TASK BRIEF
In the material below, find each line with the word "JSON" and list it.

MATERIAL FOR THIS EXERCISE
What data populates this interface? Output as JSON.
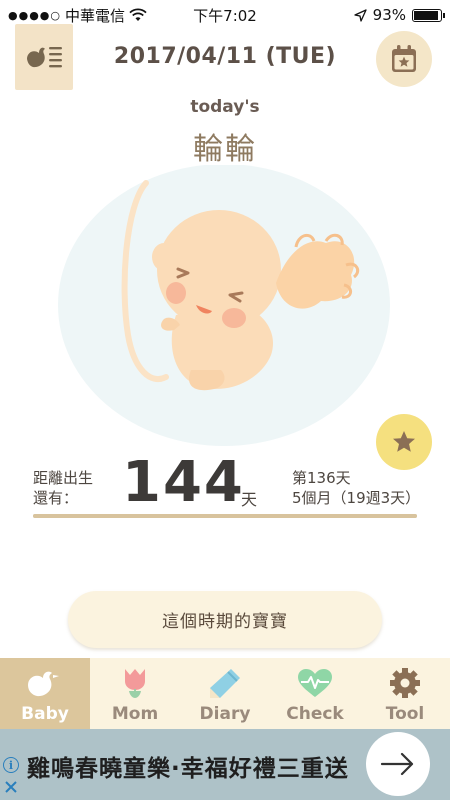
{
  "status_bar": {
    "signal_dots": "●●●●○",
    "carrier": "中華電信",
    "time": "下午7:02",
    "battery": "93%",
    "battery_level": 0.93
  },
  "header": {
    "date": "2017/04/11 (TUE)"
  },
  "today": {
    "label": "today's",
    "baby_name": "輪輪"
  },
  "countdown": {
    "label": "距離出生\n還有：",
    "value": "144",
    "unit": "天",
    "day_count": "第136天",
    "month_week": "5個月（19週3天）"
  },
  "period_button": {
    "label": "這個時期的寶寶"
  },
  "tabs": [
    {
      "label": "Baby",
      "icon": "bird-icon",
      "active": true
    },
    {
      "label": "Mom",
      "icon": "tulip-icon",
      "active": false
    },
    {
      "label": "Diary",
      "icon": "pencil-icon",
      "active": false
    },
    {
      "label": "Check",
      "icon": "heartbeat-icon",
      "active": false
    },
    {
      "label": "Tool",
      "icon": "gear-icon",
      "active": false
    }
  ],
  "ad": {
    "text": "雞鳴春曉童樂·幸福好禮三重送"
  },
  "colors": {
    "accent": "#dcc69c",
    "tab_bar_bg": "#fbf3df",
    "star_button": "#f5e07f",
    "ad_bg": "#aec2c8"
  }
}
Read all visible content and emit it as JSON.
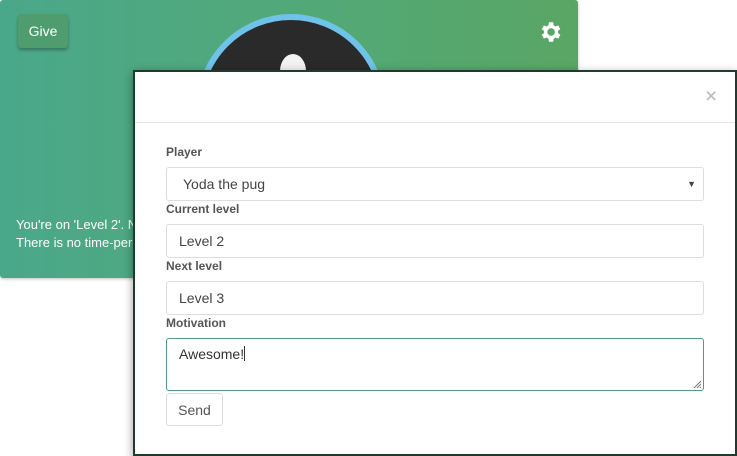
{
  "card": {
    "give_label": "Give",
    "text_line1": "You're on 'Level 2'. N",
    "text_line2": "There is no time-peri",
    "icons": {
      "settings": "gear-icon"
    }
  },
  "modal": {
    "close_symbol": "×",
    "player_label": "Player",
    "player_value": "Yoda the pug",
    "current_level_label": "Current level",
    "current_level_value": "Level 2",
    "next_level_label": "Next level",
    "next_level_value": "Level 3",
    "motivation_label": "Motivation",
    "motivation_value": "Awesome!",
    "send_label": "Send"
  },
  "colors": {
    "card_gradient_start": "#4aa88a",
    "card_gradient_end": "#5aa664",
    "avatar_ring": "#6fc3e8",
    "modal_border": "#1f3b2d",
    "textarea_focus": "#4f9c7e"
  }
}
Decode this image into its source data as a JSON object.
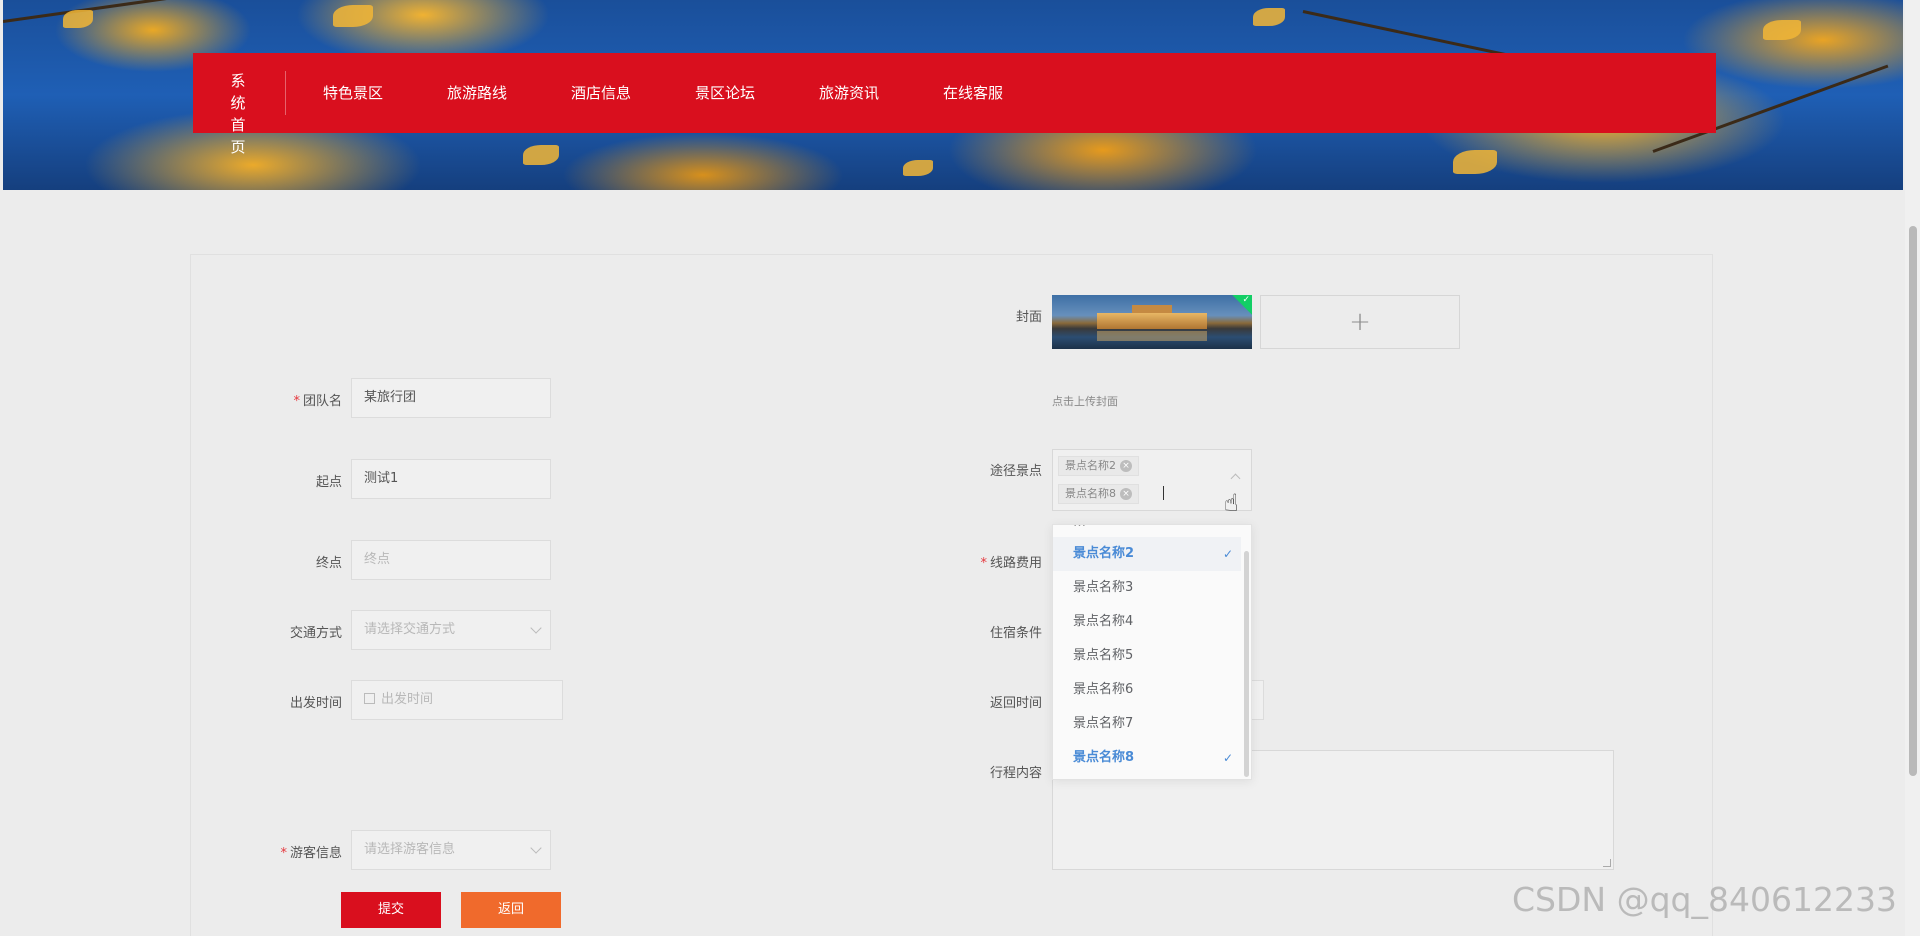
{
  "nav": {
    "home": "系 统 首 页",
    "items": [
      "特色景区",
      "旅游路线",
      "酒店信息",
      "景区论坛",
      "旅游资讯",
      "在线客服"
    ]
  },
  "form": {
    "cover": {
      "label": "封面",
      "hint": "点击上传封面",
      "upload_icon": "+"
    },
    "team": {
      "label": "团队名",
      "value": "某旅行团"
    },
    "start": {
      "label": "起点",
      "value": "测试1"
    },
    "end": {
      "label": "终点",
      "placeholder": "终点"
    },
    "transport": {
      "label": "交通方式",
      "placeholder": "请选择交通方式"
    },
    "depart": {
      "label": "出发时间",
      "placeholder": "出发时间"
    },
    "tourist": {
      "label": "游客信息",
      "placeholder": "请选择游客信息"
    },
    "spots": {
      "label": "途径景点",
      "tags": [
        "景点名称2",
        "景点名称8"
      ],
      "options": [
        {
          "label": "景点名称2",
          "selected": true
        },
        {
          "label": "景点名称3",
          "selected": false
        },
        {
          "label": "景点名称4",
          "selected": false
        },
        {
          "label": "景点名称5",
          "selected": false
        },
        {
          "label": "景点名称6",
          "selected": false
        },
        {
          "label": "景点名称7",
          "selected": false
        },
        {
          "label": "景点名称8",
          "selected": true
        }
      ]
    },
    "fee": {
      "label": "线路费用"
    },
    "lodging": {
      "label": "住宿条件"
    },
    "return": {
      "label": "返回时间"
    },
    "itinerary": {
      "label": "行程内容"
    },
    "buttons": {
      "submit": "提交",
      "back": "返回"
    }
  },
  "watermark": "CSDN @qq_840612233",
  "colors": {
    "primary": "#d90f1e",
    "back_button": "#f06a2c",
    "selected_option": "#4a8bd6",
    "success_badge": "#13ce66"
  }
}
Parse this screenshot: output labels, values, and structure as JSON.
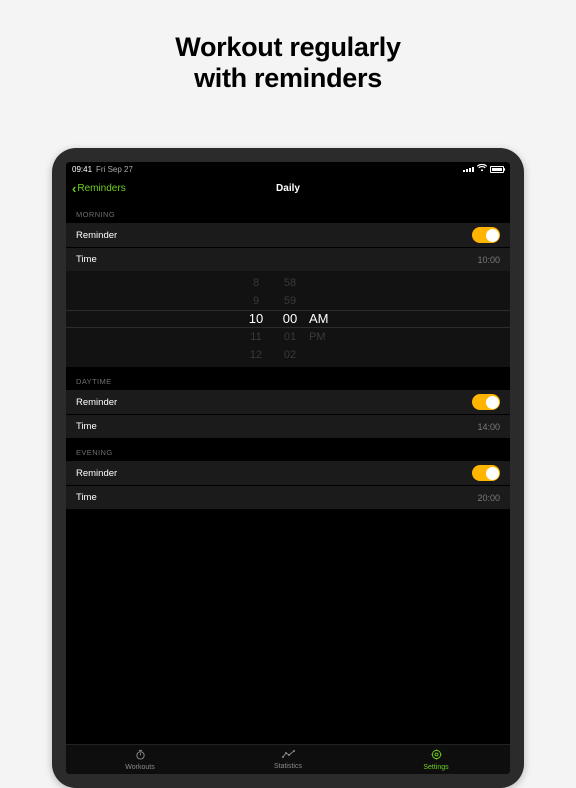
{
  "promo": {
    "line1": "Workout regularly",
    "line2": "with reminders"
  },
  "statusbar": {
    "time": "09:41",
    "date": "Fri Sep 27"
  },
  "nav": {
    "back": "Reminders",
    "title": "Daily"
  },
  "sections": {
    "morning": {
      "header": "MORNING",
      "reminder_label": "Reminder",
      "time_label": "Time",
      "time_value": "10:00"
    },
    "daytime": {
      "header": "DAYTIME",
      "reminder_label": "Reminder",
      "time_label": "Time",
      "time_value": "14:00"
    },
    "evening": {
      "header": "EVENING",
      "reminder_label": "Reminder",
      "time_label": "Time",
      "time_value": "20:00"
    }
  },
  "picker": {
    "hours": [
      "8",
      "9",
      "10",
      "11",
      "12"
    ],
    "minutes": [
      "58",
      "59",
      "00",
      "01",
      "02"
    ],
    "ampm": [
      "AM",
      "PM"
    ]
  },
  "tabs": {
    "workouts": "Workouts",
    "statistics": "Statistics",
    "settings": "Settings"
  }
}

OUTPUT BELOW
What data populates this interface? Output as JSON.
Read all visible content and emit it as JSON.
Decode this image into its source data as a JSON object.
Parse this screenshot: output labels, values, and structure as JSON.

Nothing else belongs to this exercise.